Media Coverage vs Actual Incidence

The month of October is a tough on for me schedule-wise, so I’m probably going to be posting a lot of short takes on random things I see. This study popped up on my Twitter feed this week and seemed pretty relevant to many of the themes of this blog: “Mediatization and the Disproportionate Attention to Negative News“.

This study took a look at airplane crashes, and tracked the amount of media attention they got over the years. I’ll note right up front that they were tracking Dutch media attention, so we should be careful generalizing to the US or other countries. The authors of the study decided to track the actual rate of airplane crashes over about 25 years, along with the number of newspaper articles dedicated to covering those crashes as a percentage of all newspaper articles published.

The whole paper is interesting, but the key graph is this one:

Now the authors fully admit that the MH17 airplane crash in 2014 (plane brought down by a missile, mostly Dutch passengers,) does account for that big spike at the end, but it appears the trend still holds even if you leave that out.

It’s an interesting data set, because it puts some numbers behind the idea that things are not always covered in the media in proportion to their actual occurrence. I think we all sort of know this intuitively in general, but it seems hard to remember when it comes to specific issues.

Even more interesting is that the authors did some analysis on exactly what these articles covered, to see if they could get some hints as to why the coverage has increased. They took 3 “eras” of reporting, and categorized the framing of the articles about the plane crashes. Here were there results:

Now again, the MH17 incident (with all its international relations implications) is heavily skewing that last group, but it’s interesting to see the changes anyway. The authors note that the framing almost definitely trends from more neutral to more negative. This supports their initial thesis that there is some “mediatization” going on. They define mediatization as “a long-term process through which the importance of the media and their spillover effects on society has increased” and theorize that “Under the conditions of mediatization, certain facets have become more prominent in media coverage, such as a focus on negativity, conflicts, and human-interest exemplars”. This tendency is the fault of “the decreasing press–party parallelism and media’s growing commercial orientation has strengthened the motives and effort to gain the largest possible audience media can get”.

As a result of this, the authors show that within the month after a plane crash is reported by the media, fewer people board planes. They don’t say if this effect has lessened or increased over time, but regardless, the media coverage does appear to make a difference. Interestingly, the found that airline safety was not related (time-series wise) to press coverage. Airlines were not more or less safe the month after a major crash than they were the month before, suggesting that crashes really aren’t taking place due to routine human error any more.
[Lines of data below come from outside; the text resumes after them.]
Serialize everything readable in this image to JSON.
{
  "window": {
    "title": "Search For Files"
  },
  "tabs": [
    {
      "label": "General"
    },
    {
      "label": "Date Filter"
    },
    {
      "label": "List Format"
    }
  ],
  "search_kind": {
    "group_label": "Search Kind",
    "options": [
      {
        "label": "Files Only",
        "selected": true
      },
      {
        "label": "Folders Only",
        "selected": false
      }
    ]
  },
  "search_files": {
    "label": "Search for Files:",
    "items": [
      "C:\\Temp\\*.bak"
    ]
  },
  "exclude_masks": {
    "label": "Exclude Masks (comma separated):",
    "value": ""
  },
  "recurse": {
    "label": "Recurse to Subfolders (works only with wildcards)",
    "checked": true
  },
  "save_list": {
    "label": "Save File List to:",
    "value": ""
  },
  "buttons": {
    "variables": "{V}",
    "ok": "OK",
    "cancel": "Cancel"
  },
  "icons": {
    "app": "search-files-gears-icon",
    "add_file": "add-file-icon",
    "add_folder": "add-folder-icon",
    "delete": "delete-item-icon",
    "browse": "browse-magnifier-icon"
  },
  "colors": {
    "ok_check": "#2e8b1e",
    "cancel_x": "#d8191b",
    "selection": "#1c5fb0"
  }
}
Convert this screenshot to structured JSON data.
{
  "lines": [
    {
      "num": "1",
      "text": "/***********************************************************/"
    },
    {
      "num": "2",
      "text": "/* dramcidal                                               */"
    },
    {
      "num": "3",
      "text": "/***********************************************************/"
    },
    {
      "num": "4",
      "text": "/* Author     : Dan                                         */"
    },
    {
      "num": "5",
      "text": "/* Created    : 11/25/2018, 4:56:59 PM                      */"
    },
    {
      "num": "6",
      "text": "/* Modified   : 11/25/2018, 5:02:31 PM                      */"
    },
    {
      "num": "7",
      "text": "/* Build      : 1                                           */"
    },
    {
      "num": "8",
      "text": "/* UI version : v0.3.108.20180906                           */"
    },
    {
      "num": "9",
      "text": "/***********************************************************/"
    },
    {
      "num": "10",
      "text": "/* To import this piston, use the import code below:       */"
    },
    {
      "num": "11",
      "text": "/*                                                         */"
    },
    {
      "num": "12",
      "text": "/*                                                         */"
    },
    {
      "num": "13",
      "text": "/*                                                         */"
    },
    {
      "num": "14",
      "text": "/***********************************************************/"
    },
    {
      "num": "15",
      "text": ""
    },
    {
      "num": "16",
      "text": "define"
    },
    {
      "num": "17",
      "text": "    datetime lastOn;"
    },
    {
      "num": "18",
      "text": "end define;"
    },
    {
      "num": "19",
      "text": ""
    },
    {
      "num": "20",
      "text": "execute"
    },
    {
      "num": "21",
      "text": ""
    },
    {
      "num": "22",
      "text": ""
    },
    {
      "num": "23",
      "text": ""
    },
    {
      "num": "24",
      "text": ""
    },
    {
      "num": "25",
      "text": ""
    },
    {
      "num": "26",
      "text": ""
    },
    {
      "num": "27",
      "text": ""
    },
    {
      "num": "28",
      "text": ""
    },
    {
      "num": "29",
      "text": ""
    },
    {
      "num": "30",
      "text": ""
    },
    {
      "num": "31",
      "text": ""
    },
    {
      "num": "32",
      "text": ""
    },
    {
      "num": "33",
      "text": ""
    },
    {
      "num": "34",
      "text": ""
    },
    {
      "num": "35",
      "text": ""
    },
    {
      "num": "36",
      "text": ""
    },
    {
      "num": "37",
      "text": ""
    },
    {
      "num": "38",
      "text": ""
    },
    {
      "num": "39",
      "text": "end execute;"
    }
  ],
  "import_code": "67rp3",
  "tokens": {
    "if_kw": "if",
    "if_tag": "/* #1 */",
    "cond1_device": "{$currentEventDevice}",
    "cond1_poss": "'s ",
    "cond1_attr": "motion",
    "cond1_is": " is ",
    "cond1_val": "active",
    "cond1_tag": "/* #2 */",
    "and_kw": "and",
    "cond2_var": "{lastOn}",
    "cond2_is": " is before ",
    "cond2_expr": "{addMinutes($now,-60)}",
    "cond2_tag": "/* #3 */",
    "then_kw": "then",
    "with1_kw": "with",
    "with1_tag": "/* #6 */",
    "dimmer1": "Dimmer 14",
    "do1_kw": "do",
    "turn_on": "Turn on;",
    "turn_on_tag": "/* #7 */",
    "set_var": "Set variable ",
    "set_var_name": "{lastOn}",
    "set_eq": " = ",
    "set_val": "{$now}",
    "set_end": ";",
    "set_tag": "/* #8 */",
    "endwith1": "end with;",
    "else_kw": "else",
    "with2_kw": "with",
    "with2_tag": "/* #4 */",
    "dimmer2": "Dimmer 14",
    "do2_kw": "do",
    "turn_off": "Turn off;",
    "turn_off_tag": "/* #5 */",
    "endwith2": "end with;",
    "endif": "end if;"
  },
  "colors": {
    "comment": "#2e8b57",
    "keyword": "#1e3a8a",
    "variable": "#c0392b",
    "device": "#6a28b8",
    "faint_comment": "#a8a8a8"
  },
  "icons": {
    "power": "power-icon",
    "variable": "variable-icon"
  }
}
Overall, this was a pretty interesting study, and I’d be interested to see it repeated with some new media such as blogs or Twitter. It’s harder to get hard numbers on those types of things, but as their effect is felt more and more it would be interesting to quantify how they feed in to this cycle.